Task instructions = Except for the images, repeat the entries below word for word.

Dataset extract =

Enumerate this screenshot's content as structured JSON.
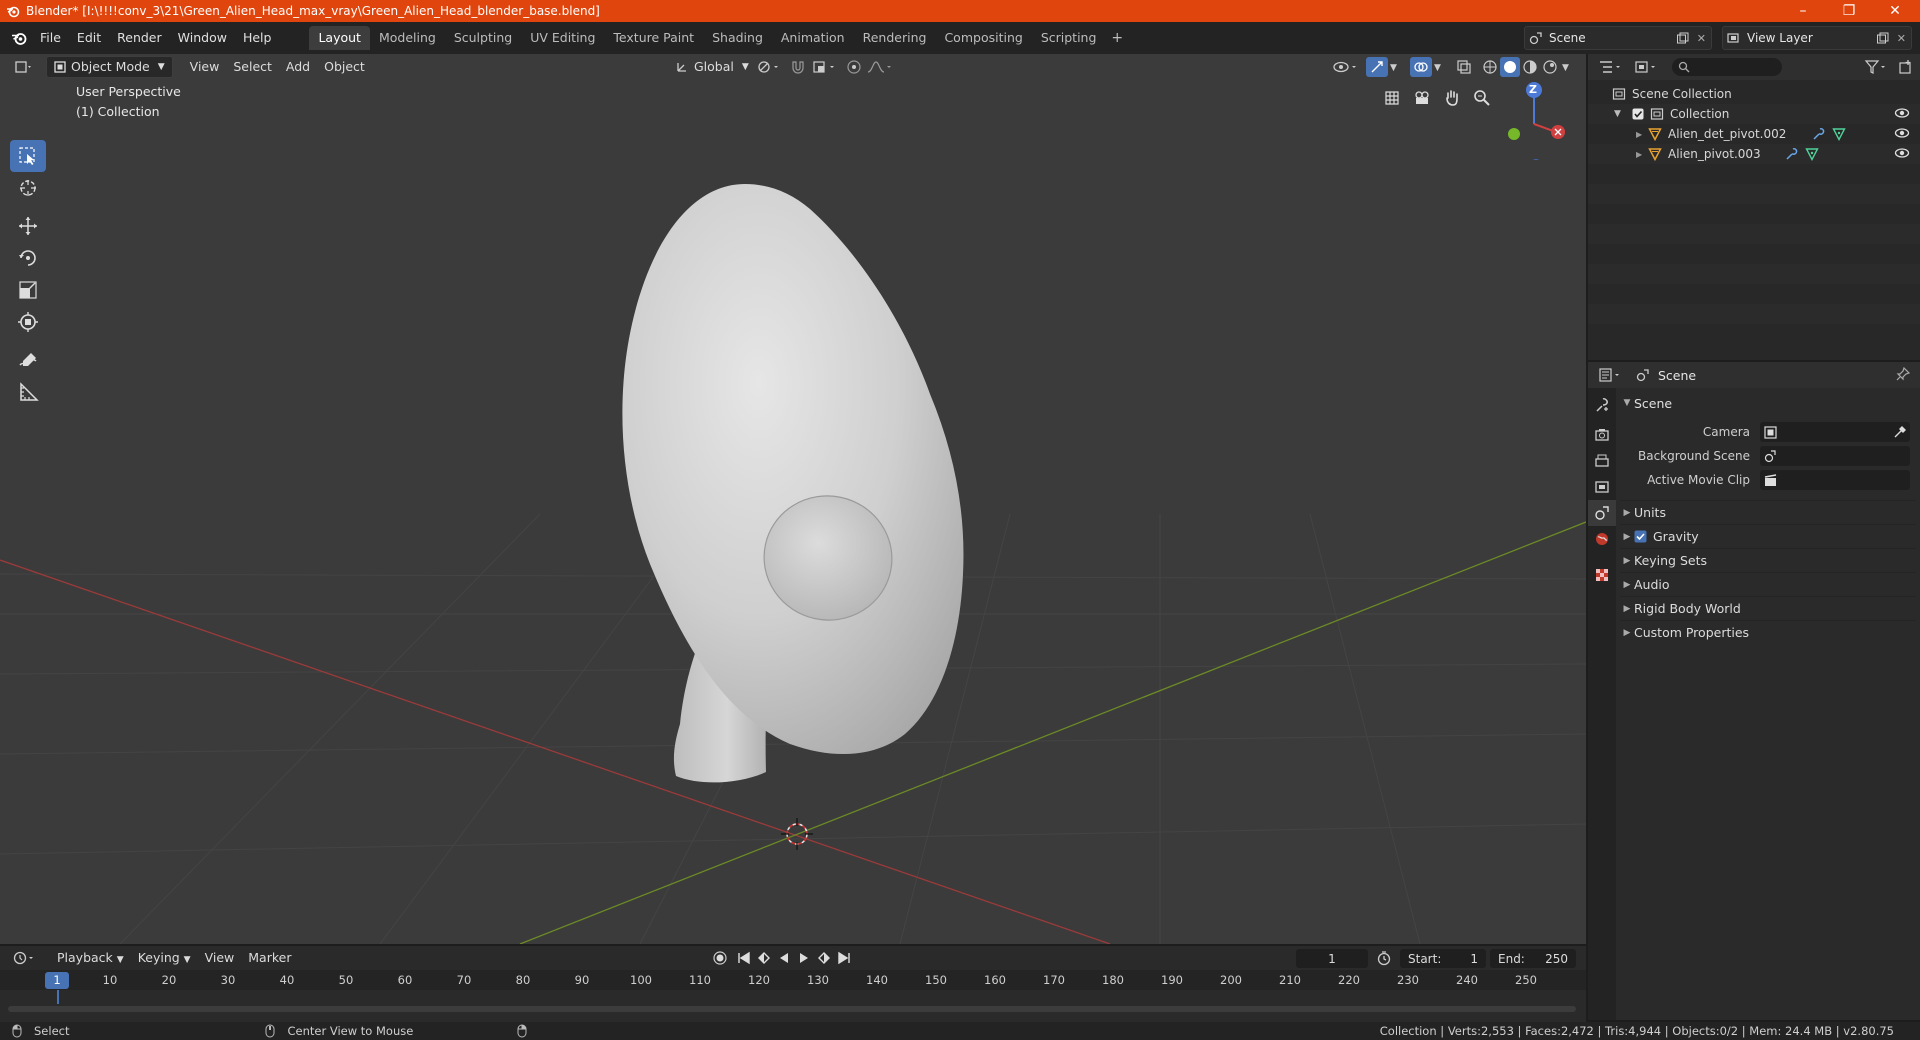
{
  "title": "Blender* [I:\\!!!!conv_3\\21\\Green_Alien_Head_max_vray\\Green_Alien_Head_blender_base.blend]",
  "window_controls": [
    "–",
    "❐",
    "✕"
  ],
  "menus": [
    "File",
    "Edit",
    "Render",
    "Window",
    "Help"
  ],
  "workspaces": [
    "Layout",
    "Modeling",
    "Sculpting",
    "UV Editing",
    "Texture Paint",
    "Shading",
    "Animation",
    "Rendering",
    "Compositing",
    "Scripting"
  ],
  "workspace_plus": "+",
  "scene_name": "Scene",
  "view_layer": "View Layer",
  "viewport": {
    "mode": "Object Mode",
    "menus": [
      "View",
      "Select",
      "Add",
      "Object"
    ],
    "transform": "Global",
    "perspective": "User Perspective",
    "collection": "(1) Collection",
    "gizmo_z": "Z",
    "colors": {
      "background": "#3b3b3b",
      "x_axis": "#9b3a3a",
      "y_axis": "#6c8a26",
      "grid": "#444444"
    }
  },
  "outliner": {
    "root": "Scene Collection",
    "collection": "Collection",
    "objects": [
      "Alien_det_pivot.002",
      "Alien_pivot.003"
    ]
  },
  "properties": {
    "header": "Scene",
    "panel": "Scene",
    "fields": [
      {
        "label": "Camera"
      },
      {
        "label": "Background Scene"
      },
      {
        "label": "Active Movie Clip"
      }
    ],
    "subpanels": [
      "Units",
      "Gravity",
      "Keying Sets",
      "Audio",
      "Rigid Body World",
      "Custom Properties"
    ]
  },
  "timeline": {
    "menus": [
      "Playback",
      "Keying",
      "View",
      "Marker"
    ],
    "current_frame": "1",
    "start_label": "Start:",
    "start": "1",
    "end_label": "End:",
    "end": "250",
    "ticks": [
      "1",
      "10",
      "20",
      "30",
      "40",
      "50",
      "60",
      "70",
      "80",
      "90",
      "100",
      "110",
      "120",
      "130",
      "140",
      "150",
      "160",
      "170",
      "180",
      "190",
      "200",
      "210",
      "220",
      "230",
      "240",
      "250"
    ]
  },
  "status": {
    "left_action": "Select",
    "mid_action": "Center View to Mouse",
    "stats": "Collection | Verts:2,553 | Faces:2,472 | Tris:4,944 | Objects:0/2 | Mem: 24.4 MB | v2.80.75"
  },
  "accent": "#4772b3",
  "titlebar_color": "#e0450d"
}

Reply to the task =
Enumerate this screenshot's content as structured JSON.
{
  "title": "Blender* [I:\\!!!!conv_3\\21\\Green_Alien_Head_max_vray\\Green_Alien_Head_blender_base.blend]",
  "window_controls": [
    "–",
    "❐",
    "✕"
  ],
  "menus": [
    "File",
    "Edit",
    "Render",
    "Window",
    "Help"
  ],
  "workspaces": [
    "Layout",
    "Modeling",
    "Sculpting",
    "UV Editing",
    "Texture Paint",
    "Shading",
    "Animation",
    "Rendering",
    "Compositing",
    "Scripting"
  ],
  "workspace_plus": "+",
  "scene_name": "Scene",
  "view_layer": "View Layer",
  "viewport": {
    "mode": "Object Mode",
    "menus": [
      "View",
      "Select",
      "Add",
      "Object"
    ],
    "transform": "Global",
    "perspective": "User Perspective",
    "collection": "(1) Collection",
    "gizmo_z": "Z",
    "colors": {
      "background": "#3b3b3b",
      "x_axis": "#9b3a3a",
      "y_axis": "#6c8a26",
      "grid": "#444444"
    }
  },
  "outliner": {
    "root": "Scene Collection",
    "collection": "Collection",
    "objects": [
      "Alien_det_pivot.002",
      "Alien_pivot.003"
    ]
  },
  "properties": {
    "header": "Scene",
    "panel": "Scene",
    "fields": [
      {
        "label": "Camera"
      },
      {
        "label": "Background Scene"
      },
      {
        "label": "Active Movie Clip"
      }
    ],
    "subpanels": [
      "Units",
      "Gravity",
      "Keying Sets",
      "Audio",
      "Rigid Body World",
      "Custom Properties"
    ]
  },
  "timeline": {
    "menus": [
      "Playback",
      "Keying",
      "View",
      "Marker"
    ],
    "current_frame": "1",
    "start_label": "Start:",
    "start": "1",
    "end_label": "End:",
    "end": "250",
    "ticks": [
      "1",
      "10",
      "20",
      "30",
      "40",
      "50",
      "60",
      "70",
      "80",
      "90",
      "100",
      "110",
      "120",
      "130",
      "140",
      "150",
      "160",
      "170",
      "180",
      "190",
      "200",
      "210",
      "220",
      "230",
      "240",
      "250"
    ]
  },
  "status": {
    "left_action": "Select",
    "mid_action": "Center View to Mouse",
    "stats": "Collection | Verts:2,553 | Faces:2,472 | Tris:4,944 | Objects:0/2 | Mem: 24.4 MB | v2.80.75"
  },
  "accent": "#4772b3",
  "titlebar_color": "#e0450d"
}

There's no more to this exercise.